Great writing is based on great ideas, and these do not come out of our minds alone.
Research, in other words, is the basis of every great story. Quoting the sources who contributed to our stories brings depth and balance to them.
Unfortunately, quoting sources can also end up fragmenting your story, interrupting the flow, and distracting the reader. Not quoting sources, on the other hand, may result in plagiarism.
There is an art to fluidly introducing ideas from various sources into your story in a way that is coherent.
Balance is a misunderstood idea. It does not mean canvassing both sides of an argument and leaving it up to the reader to decide.
Balance is presenting your ideas, based on your research, while openly addressing the criticisms that others might have of them.
Why is this important to quoting sources?
Because you want to present some quotes that support your case, and others that oppose it, and it’s a good idea to group them in your story to makes your ideas flow more smoothly.
Actually, not everyone agrees with me about the issue of balance.

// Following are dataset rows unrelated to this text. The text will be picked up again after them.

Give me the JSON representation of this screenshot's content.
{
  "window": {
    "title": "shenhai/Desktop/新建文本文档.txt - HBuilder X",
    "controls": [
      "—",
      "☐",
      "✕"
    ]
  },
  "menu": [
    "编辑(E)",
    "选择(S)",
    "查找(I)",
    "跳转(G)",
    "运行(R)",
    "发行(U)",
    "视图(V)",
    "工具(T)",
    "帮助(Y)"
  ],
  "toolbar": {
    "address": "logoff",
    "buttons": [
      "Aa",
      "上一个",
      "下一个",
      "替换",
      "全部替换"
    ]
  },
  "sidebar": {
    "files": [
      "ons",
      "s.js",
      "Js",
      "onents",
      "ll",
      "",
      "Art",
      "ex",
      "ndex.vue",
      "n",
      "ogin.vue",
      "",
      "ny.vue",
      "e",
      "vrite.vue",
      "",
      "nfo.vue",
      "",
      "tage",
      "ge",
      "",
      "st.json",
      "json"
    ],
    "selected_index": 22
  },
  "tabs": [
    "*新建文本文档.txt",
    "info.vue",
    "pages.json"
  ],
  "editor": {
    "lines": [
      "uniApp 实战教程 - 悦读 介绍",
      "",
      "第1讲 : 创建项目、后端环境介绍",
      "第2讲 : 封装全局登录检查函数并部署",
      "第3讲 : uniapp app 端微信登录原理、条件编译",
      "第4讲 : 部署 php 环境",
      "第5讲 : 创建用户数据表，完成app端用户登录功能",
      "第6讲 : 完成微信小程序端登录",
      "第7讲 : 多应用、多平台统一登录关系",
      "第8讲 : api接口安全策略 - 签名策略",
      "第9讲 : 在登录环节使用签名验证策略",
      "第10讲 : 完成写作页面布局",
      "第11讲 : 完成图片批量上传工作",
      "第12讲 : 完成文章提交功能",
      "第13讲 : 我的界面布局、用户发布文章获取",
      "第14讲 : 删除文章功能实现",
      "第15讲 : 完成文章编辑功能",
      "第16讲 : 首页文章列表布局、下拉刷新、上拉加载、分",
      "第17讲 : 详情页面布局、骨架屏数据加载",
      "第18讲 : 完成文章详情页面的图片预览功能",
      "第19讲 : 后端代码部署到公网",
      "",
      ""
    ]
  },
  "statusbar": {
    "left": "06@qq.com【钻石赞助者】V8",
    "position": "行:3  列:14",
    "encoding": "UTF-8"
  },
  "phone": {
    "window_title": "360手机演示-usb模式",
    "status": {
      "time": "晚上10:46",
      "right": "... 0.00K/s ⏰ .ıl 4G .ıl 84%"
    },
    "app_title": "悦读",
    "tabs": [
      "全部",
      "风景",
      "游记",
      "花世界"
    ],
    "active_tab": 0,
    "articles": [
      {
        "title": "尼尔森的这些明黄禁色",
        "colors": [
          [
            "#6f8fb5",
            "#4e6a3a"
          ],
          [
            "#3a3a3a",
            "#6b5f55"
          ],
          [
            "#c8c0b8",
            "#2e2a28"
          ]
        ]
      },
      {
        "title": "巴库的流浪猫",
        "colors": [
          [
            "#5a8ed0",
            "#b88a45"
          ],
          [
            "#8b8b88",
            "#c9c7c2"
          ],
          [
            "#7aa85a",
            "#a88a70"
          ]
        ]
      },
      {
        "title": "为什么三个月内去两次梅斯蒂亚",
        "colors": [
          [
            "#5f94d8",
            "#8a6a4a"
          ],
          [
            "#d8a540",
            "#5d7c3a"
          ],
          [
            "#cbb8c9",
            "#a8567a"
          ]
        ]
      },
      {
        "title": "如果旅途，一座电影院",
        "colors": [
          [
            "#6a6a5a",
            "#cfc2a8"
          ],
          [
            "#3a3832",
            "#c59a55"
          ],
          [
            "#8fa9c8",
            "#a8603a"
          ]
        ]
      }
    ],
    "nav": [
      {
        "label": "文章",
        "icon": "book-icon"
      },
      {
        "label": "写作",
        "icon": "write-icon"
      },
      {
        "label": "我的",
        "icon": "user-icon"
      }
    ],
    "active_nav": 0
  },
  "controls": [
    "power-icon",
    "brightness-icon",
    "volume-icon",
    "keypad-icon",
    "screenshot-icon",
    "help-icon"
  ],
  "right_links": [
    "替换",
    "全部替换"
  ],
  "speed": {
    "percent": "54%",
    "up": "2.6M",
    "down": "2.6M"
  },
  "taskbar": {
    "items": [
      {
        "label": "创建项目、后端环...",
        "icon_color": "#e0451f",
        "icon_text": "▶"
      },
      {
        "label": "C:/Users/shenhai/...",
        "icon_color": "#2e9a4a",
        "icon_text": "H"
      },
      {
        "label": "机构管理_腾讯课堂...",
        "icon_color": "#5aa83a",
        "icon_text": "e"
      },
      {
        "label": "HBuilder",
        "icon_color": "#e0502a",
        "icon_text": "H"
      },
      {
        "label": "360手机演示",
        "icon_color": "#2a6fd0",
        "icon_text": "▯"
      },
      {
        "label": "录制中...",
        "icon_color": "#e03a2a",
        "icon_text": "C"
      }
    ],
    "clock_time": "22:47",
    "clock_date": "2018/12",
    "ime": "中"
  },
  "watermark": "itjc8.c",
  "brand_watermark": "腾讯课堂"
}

The online journalists’ resource, The News Manual, describes the role of the journalist thus: “… as a journalist, you are simply the channel through which people with something to say speak to people who want to know what they said.”
This is true for newswriting in my view, but not for features, profiles, case studies and many other forms of journalism.
In many cases, the writer’s role is to do the research and then argue our case with balance.
Introduce your source
By introducing your sources, you help your readers to identify whether they are in the ‘for’ or ‘against’ camp, just as I did in the section above.
Introducing your quotes means signalling that a quote is coming, and making an assertion about where the quote fits into your story, according to the valuable online resource, The Writer’s Handbook.
The handbook elegantly summarises the task of including quotes in this way: “One of your jobs as a writer is to guide your reader through your text. Don’t simply drop quotations into your paper and leave it to the reader to make connections.”
Don’t quote facts
Quotes are there to enliven the story. There is no point in quoting someone saying “There are 365 days in a year.”
The best way to used direct quotations is to “record the opinions, emotions, and unique expressions of your sources,” writes Dennis Jerz, associate professor in English at Seton Hill University in Pennsylvania, USA.
I agree. Quotes are like lovers: we don’t need them, but we want them because they make life more interesting and meaningful.
End with a quote
Quotes do not make good beginnings. They are too slow. We want to know both the point of the story we are reading, and its benefit to us, within seconds of starting to read it.
On the other hand, a quote is a fabulous way to end a story – it’s memorable, emotional and human. A final quote completes a story, pulls it together and lingers in the minds of your readers.
CubReporters.org reports Pulitzer Prize-winning journalist Don Murray’s views on ending stories with a quote. “Its authority comes from the speaker, not the reporter. It gives a sense of objectivity to the story, and it allows for a conclusion in a manner that the reader will accept and believe. It lets the writer get out of the way.”